French Conservatives Consider Working With Far Right

Eric Ciotti, leader of France’s Republicans Party, said on June 11 that he would be willing to work with Marine Le Pen’s far-right National Rally in the upcoming snap French elections. Such an alliance would break a long-standing taboo and is part of the Europe-wide swing toward the political right.

We say the same things, so let’s stop making up imagined opposition. This is what the vast majority of our voters want. They’re telling us, “Reach a deal.”
—Eric Ciotti

Jordan Bardella, president of the National Rally and a strong candidate for France’s next prime minister, said his party would support “several dozen” current Republican members of Parliament in the election, confirming the alliance.

The announcement comes just after the National Rally won more than double the votes of French President Emmanuel Macron’s centrist alliance in European Parliament elections, which prompted Macron to call for a snap election on June 30 and July 7.

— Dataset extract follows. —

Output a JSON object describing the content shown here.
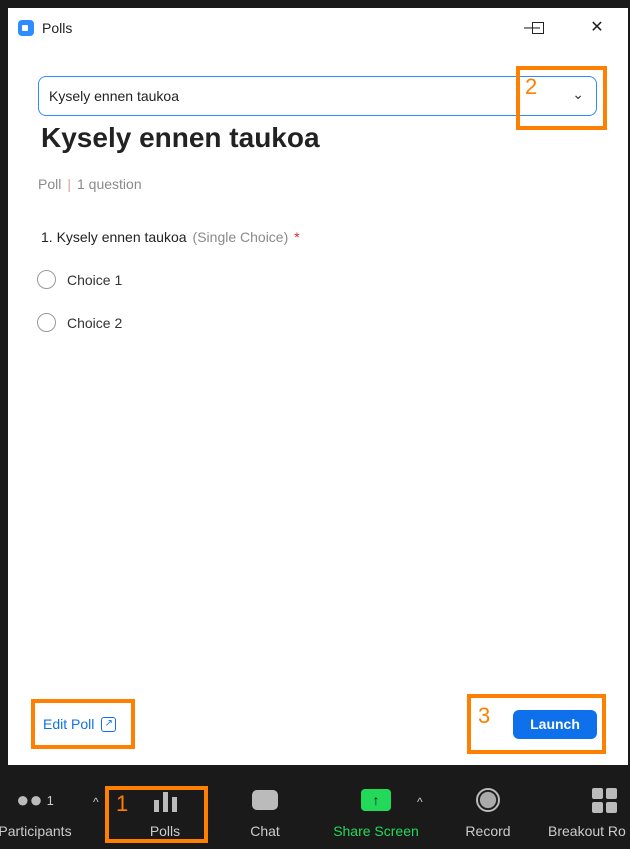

Rightward shift: National Rally is expected to win the most votes in the upcoming election, but polls show it is unlikely to receive enough to rule on its own. Since Macron dissolved Parliament, parties on the left and right have discussed forming an alliance.

For decades, French politicians have maintained a policy of cordon sanitaire—a total refusal to work with Le Pen and the party she leads. The Republicans’ willingness to partner with the far right shows that the French, like so many other Europeans, are increasingly dissatisfied with their current government.

The Trumpet has long warned that Europe will undergo a dramatic political shift as its people search for a stronger and more confident leader.

Learn more: Read “Europe’s Altered Personality.”